SEOUL, May 29 (Korea Bizwire) — A new law will make it difficult for large corporations to expand into business sectors that small and medium enterprises are operating in.
The Ministry of SMEs and Startups announced that a special law regarding the issue has been passed in the National Assembly.
The new law is expected to be implemented by year’s end upon being formally promulgated by President Moon Jae-in.
The “suitable business to protect livelihood” law aims to safeguard small and medium sized businesses from large corporations that try to gulp up any money-making ventures that prove profitable.
In the past, the Korean Commission for Corporate Partnership was tapped to mediate the relationship between SMEs and corporations, but SMEs always ended up with the short end of the stick.

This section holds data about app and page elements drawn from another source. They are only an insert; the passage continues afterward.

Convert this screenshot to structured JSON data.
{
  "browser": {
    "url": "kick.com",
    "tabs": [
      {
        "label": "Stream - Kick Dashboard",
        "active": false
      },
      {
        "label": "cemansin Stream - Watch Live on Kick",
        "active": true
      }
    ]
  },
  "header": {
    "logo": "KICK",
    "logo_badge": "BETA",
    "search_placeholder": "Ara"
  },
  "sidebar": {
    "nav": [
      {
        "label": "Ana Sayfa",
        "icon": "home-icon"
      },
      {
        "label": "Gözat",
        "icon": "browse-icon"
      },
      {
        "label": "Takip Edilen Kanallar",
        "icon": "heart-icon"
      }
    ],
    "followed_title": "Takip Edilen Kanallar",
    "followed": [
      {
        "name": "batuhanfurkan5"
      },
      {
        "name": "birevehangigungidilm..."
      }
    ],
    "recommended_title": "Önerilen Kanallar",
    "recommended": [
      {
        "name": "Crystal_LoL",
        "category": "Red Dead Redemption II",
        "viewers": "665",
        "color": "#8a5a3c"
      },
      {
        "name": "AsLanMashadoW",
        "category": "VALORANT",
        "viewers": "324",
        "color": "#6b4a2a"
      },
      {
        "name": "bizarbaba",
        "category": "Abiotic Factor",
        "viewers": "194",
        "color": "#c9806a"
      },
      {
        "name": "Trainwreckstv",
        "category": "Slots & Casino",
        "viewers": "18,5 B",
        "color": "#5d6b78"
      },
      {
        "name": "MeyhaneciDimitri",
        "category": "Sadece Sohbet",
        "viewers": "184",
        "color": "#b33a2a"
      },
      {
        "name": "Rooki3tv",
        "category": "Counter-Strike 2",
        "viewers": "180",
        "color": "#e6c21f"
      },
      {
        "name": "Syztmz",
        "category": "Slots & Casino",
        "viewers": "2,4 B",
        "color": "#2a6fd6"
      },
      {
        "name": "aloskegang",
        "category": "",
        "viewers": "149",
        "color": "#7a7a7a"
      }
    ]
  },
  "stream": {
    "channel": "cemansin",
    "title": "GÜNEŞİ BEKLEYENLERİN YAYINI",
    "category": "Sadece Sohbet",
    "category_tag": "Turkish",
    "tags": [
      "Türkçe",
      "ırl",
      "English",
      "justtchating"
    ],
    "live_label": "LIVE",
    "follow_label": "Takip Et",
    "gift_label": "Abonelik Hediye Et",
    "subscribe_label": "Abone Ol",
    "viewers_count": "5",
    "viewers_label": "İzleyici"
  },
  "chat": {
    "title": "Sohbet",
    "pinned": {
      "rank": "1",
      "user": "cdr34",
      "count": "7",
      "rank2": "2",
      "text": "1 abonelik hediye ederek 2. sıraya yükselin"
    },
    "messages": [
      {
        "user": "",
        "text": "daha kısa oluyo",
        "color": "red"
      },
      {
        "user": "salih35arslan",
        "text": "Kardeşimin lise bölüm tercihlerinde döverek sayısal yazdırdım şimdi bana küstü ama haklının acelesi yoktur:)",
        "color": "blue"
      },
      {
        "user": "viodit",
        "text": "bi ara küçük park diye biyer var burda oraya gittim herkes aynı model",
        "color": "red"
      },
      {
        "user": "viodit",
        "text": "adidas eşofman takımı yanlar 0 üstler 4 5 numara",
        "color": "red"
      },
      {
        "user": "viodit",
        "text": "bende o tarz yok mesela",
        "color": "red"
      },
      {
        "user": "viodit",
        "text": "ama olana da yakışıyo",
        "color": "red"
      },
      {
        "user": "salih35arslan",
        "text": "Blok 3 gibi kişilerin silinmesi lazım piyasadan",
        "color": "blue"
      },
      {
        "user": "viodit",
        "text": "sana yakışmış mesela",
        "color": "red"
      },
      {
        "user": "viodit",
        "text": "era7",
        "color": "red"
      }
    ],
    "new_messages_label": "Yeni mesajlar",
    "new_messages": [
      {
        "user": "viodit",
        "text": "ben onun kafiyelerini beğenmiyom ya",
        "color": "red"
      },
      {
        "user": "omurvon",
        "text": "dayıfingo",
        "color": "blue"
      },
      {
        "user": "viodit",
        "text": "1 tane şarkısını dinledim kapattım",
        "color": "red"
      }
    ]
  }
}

According to the KBIZ Korea Federation of SMEs, the number of subsidiaries owned by large conglomerates increased by 477 between 2009 and 2014.
Of the total, 387 firms or 81.1 percent ventured into business sectors formerly falling under the domain of small and medium enterprises.
Currently, a total of 73 business categories (54 categories in manufacturing and 19 categories in services) are off-limits to large businesses.
Of the total, 47 categories will see an end to the immunity they currently enjoy against predatorial corporations within the first half of this year.
The new law will allow small and medium businesses to ask the Minister of SMEs and Startups to apply for a designation on business-specific sectors that would limit access to their conglomerate rivals.
The validity of the protection, according to law, will last five years.
But this could also mean trouble for large corporations that are already actively participating in business areas that may become inaccessible when the law comes into effect.
The Ministry of SMEs says that it will cooperate closely with other related government agencies so that the new system operates smoothly in its early stages.
An official at the ministry explained that despite the new law, SMEs and large corporations should try to come to an agreement on their own.
“The law will aim to protect the business areas that will be vulnerable to large corporations once the restrictions are lifted,” said the official.
H. S. Seo (firstname.lastname@example.org)